ABC’s American Idol debuted Sunday to strong ratings, but a significant number of people didn’t stay with the show on Monday, when it was easily beaten by The Voice.
An important caveat: These are just overnight ratings, which means people who watch live or the same day on their DVRs. The ratings increase from those who watch on DVR within three, seven, or even 30 days are increasingly important to networks, and I cover overnight ratings far less because mean less than they used to. Still, they can be instructive, especially to gauge interest in a new, super-hyped show, and especially when that show airs directly opposite its competition.

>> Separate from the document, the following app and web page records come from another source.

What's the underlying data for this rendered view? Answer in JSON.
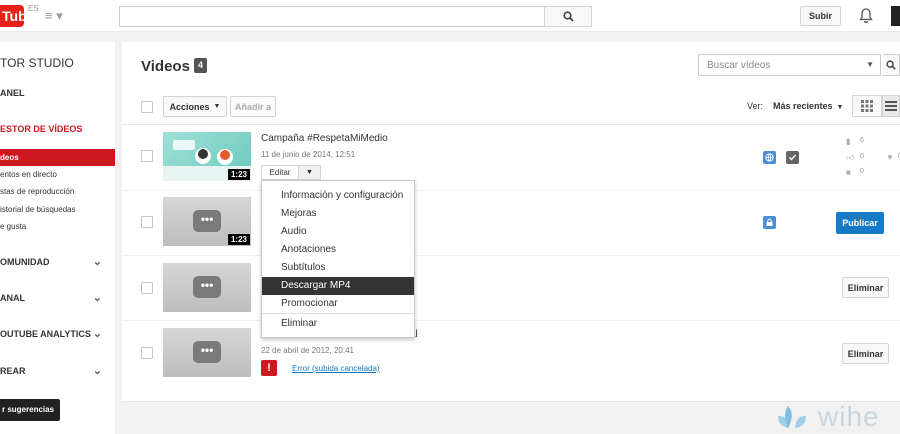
{
  "header": {
    "logo_text": "Tube",
    "logo_region": "ES",
    "search_placeholder": "",
    "upload_label": "Subir"
  },
  "sidebar": {
    "studio_title": "TOR STUDIO",
    "canal": "ANEL",
    "gestor": "ESTOR DE VÍDEOS",
    "items": [
      {
        "label": "deos"
      },
      {
        "label": "entos en directo"
      },
      {
        "label": "stas de reproducción"
      },
      {
        "label": "istorial de búsquedas"
      },
      {
        "label": "e gusta"
      }
    ],
    "sections": [
      {
        "label": "OMUNIDAD"
      },
      {
        "label": "ANAL"
      },
      {
        "label": "OUTUBE ANALYTICS"
      },
      {
        "label": "REAR"
      }
    ],
    "suggestions_label": "r sugerencias"
  },
  "main": {
    "title": "Videos",
    "count": "4",
    "search_placeholder": "Buscar vídeos",
    "actions_label": "Acciones",
    "add_to_label": "Añadir a",
    "view_label": "Ver:",
    "sort_label": "Más recientes",
    "videos": [
      {
        "title": "Campaña #RespetaMiMedio",
        "date": "11 de junio de 2014, 12:51",
        "duration": "1:23",
        "edit_label": "Editar",
        "stats": {
          "views": "6",
          "likes": "0",
          "dislikes": "0",
          "comments": "0"
        }
      },
      {
        "duration": "1:23",
        "action_label": "Publicar"
      },
      {
        "action_label": "Eliminar"
      },
      {
        "title_fragment": "al",
        "date": "22 de abril de 2012, 20:41",
        "error_label": "Error (subida cancelada)",
        "action_label": "Eliminar"
      }
    ],
    "edit_menu": [
      {
        "label": "Información y configuración"
      },
      {
        "label": "Mejoras"
      },
      {
        "label": "Audio"
      },
      {
        "label": "Anotaciones"
      },
      {
        "label": "Subtítulos"
      },
      {
        "label": "Descargar MP4"
      },
      {
        "label": "Promocionar"
      },
      {
        "label": "Eliminar"
      }
    ]
  },
  "watermark": "wihe",
  "colors": {
    "accent_red": "#cc181e",
    "brand_red": "#e62117",
    "link_blue": "#167ac6",
    "publish_blue": "#167ac6"
  }
}
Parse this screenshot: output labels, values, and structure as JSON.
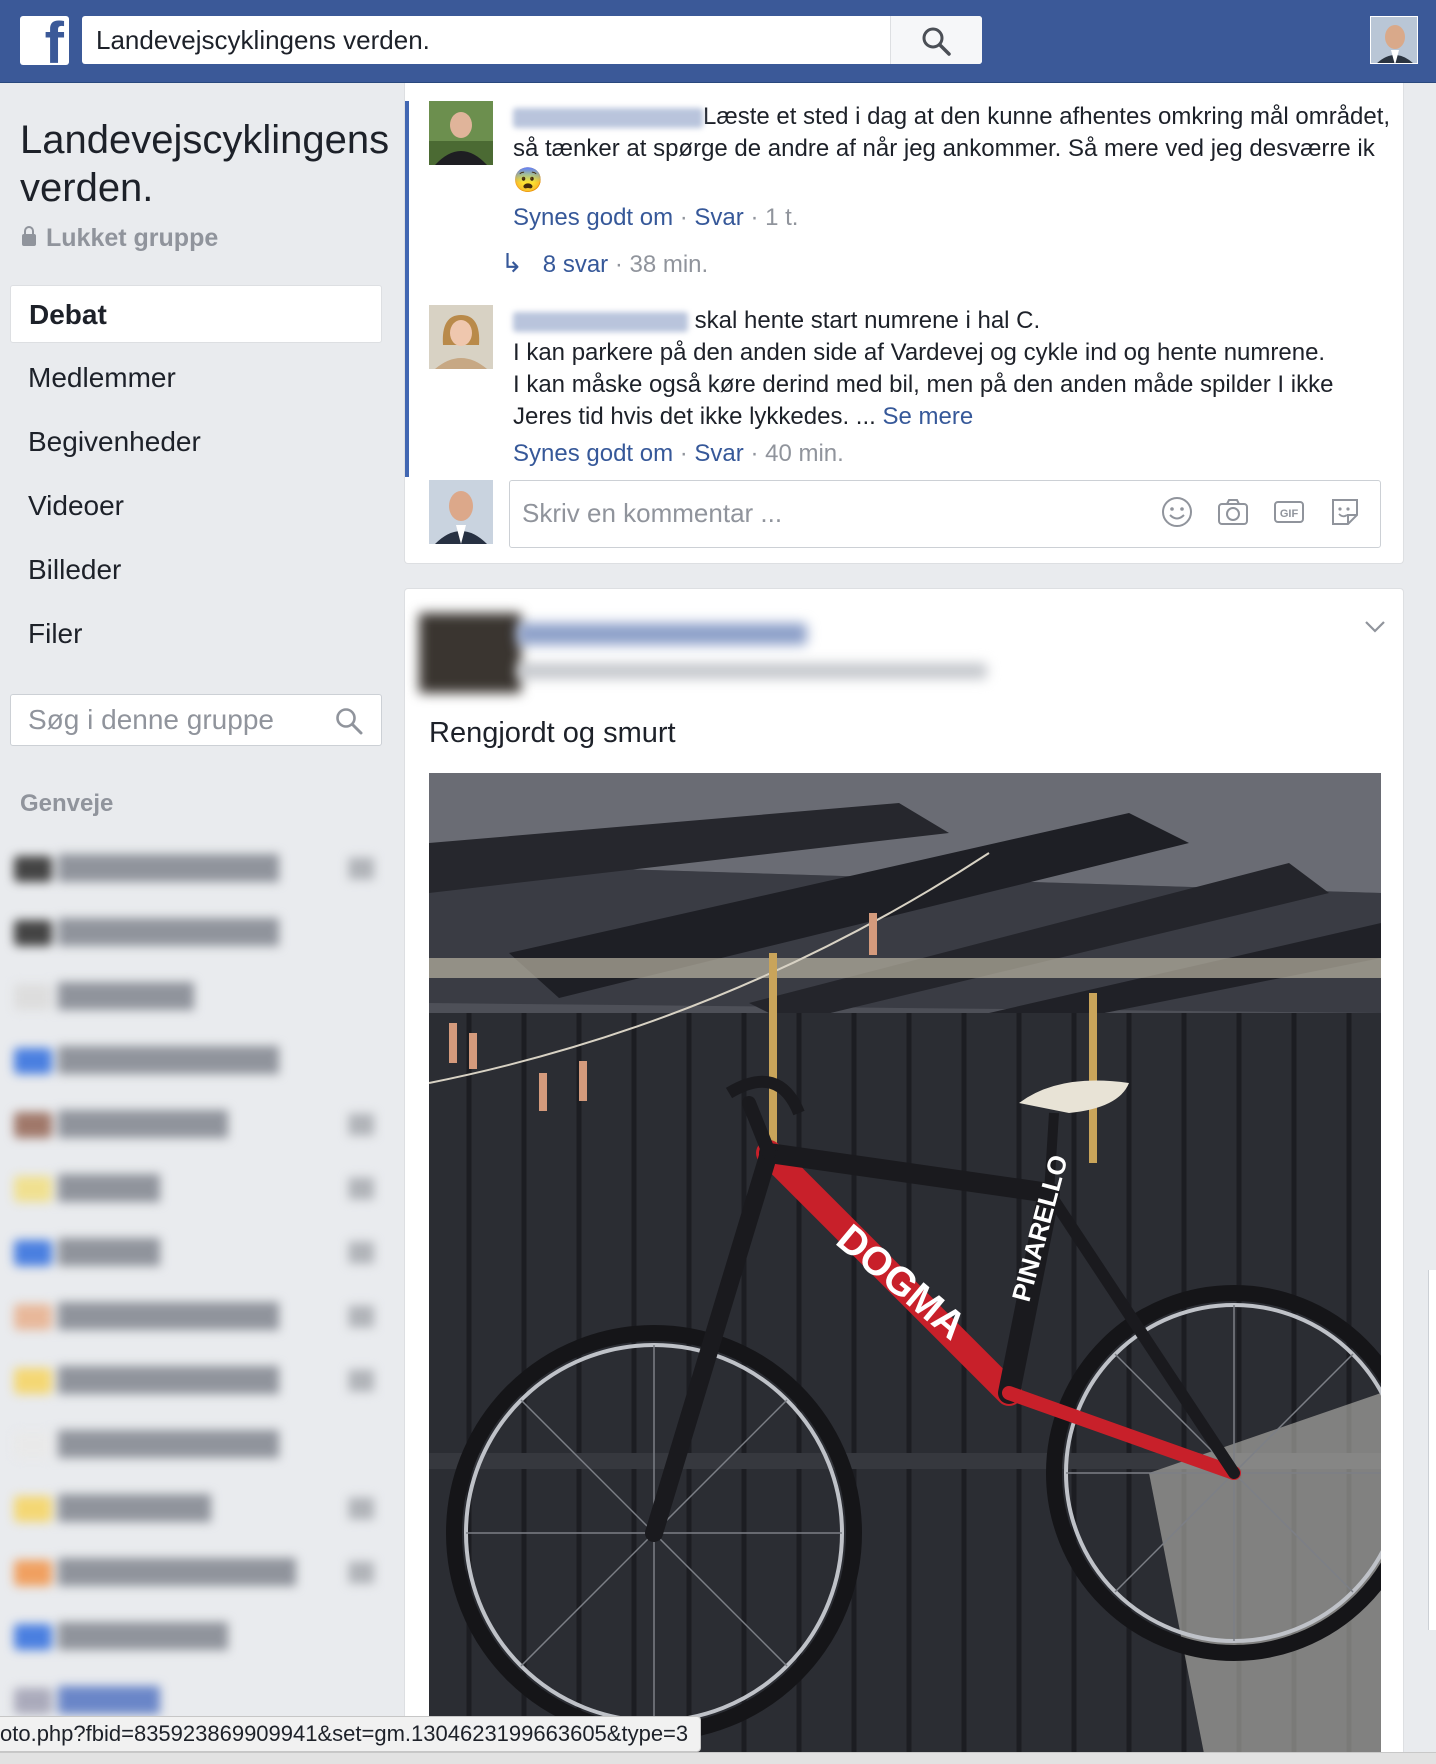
{
  "topbar": {
    "logo": "f",
    "search_value": "Landevejscyklingens verden."
  },
  "sidebar": {
    "group_title": "Landevejscyklingens verden.",
    "group_type": "Lukket gruppe",
    "nav": [
      {
        "label": "Debat",
        "active": true
      },
      {
        "label": "Medlemmer"
      },
      {
        "label": "Begivenheder"
      },
      {
        "label": "Videoer"
      },
      {
        "label": "Billeder"
      },
      {
        "label": "Filer"
      }
    ],
    "search_placeholder": "Søg i denne gruppe",
    "shortcuts_heading": "Genveje"
  },
  "comments": [
    {
      "text": "Læste et sted i dag at den kunne afhentes omkring mål området, så tænker at spørge de andre af når jeg ankommer. Så mere ved jeg desværre ik",
      "emoji": "😨",
      "like": "Synes godt om",
      "reply": "Svar",
      "time": "1 t."
    },
    {
      "line1": " skal hente start numrene i hal C.",
      "line2": "I kan parkere på den anden side af Vardevej og cykle ind og hente numrene.",
      "line3": "I kan måske også køre derind med bil, men på den anden måde spilder I ikke Jeres tid hvis det ikke lykkedes. ...",
      "see_more": "Se mere",
      "like": "Synes godt om",
      "reply": "Svar",
      "time": "40 min."
    }
  ],
  "replies": {
    "label": "8 svar",
    "time": "38 min."
  },
  "composer": {
    "placeholder": "Skriv en kommentar ...",
    "icons": [
      "smiley-icon",
      "camera-icon",
      "gif-icon",
      "sticker-icon"
    ],
    "gif_label": "GIF"
  },
  "post": {
    "text": "Rengjordt og smurt",
    "image_alt": "Red and black road bike hanging in a shed"
  },
  "status_url": "oto.php?fbid=835923869909941&set=gm.1304623199663605&type=3",
  "colors": {
    "brand": "#3b5998",
    "link": "#365899",
    "muted": "#90949c",
    "background": "#e9ebee"
  }
}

Sunday, 10.34 million people watched the season premiere, earning the show a 2.3 rating among people 18 to 49. Fox’s attemtpt to counter-program with O.J. Simpson: The Lost Confession? didn’t work: only 4.4 million people watched, with a 1.2.

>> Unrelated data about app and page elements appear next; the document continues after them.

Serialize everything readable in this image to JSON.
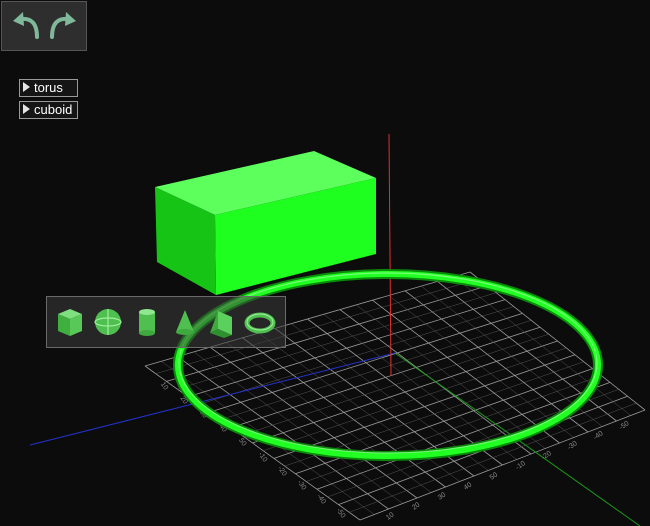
{
  "toolbar": {
    "undo_icon": "curved-arrow-left-icon",
    "redo_icon": "curved-arrow-right-icon"
  },
  "objects": [
    {
      "label": "torus"
    },
    {
      "label": "cuboid"
    }
  ],
  "shapes": [
    {
      "icon": "cube-icon"
    },
    {
      "icon": "sphere-icon"
    },
    {
      "icon": "cylinder-icon"
    },
    {
      "icon": "cone-icon"
    },
    {
      "icon": "wedge-icon"
    },
    {
      "icon": "torus-icon"
    }
  ],
  "grid": {
    "tick_labels": [
      "10",
      "20",
      "30",
      "40",
      "50",
      "-10",
      "-20",
      "-30",
      "-40",
      "-50"
    ]
  },
  "colors": {
    "background": "#0c0c0c",
    "object": "#22ff22",
    "grid": "#8a8a8a",
    "axis_z": "#ff3030",
    "axis_x": "#3050ff",
    "axis_y": "#20c020"
  }
}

On Monday, airing against The Voice, two million fewer people tuned in to American Idol, and it lost The Voice—8.36 million (1.8 in 18-49) for Idol compared to The Voice’s 11.72 million (2.3). (As Joe Adalian points out, The Voice gained total viewers week to week, though stayed the same among younger viewers.) The Good Doctor, which followed Idol, did better in overall viewers.
These are still good numbers for ABC: Idol’s Monday ratings were better than average Monday ratings for both The Bachelor and Dancing with the Stars, according to TV By the Numbers.
And TV By The Numbers’ Rick Porter looked at ABC’s history of singing competitions, and it’s clear Idol is the network’s biggest singing competition success since the dawn of modern broadcast reality TV in 2000, which ABC kicked off with Making the Band.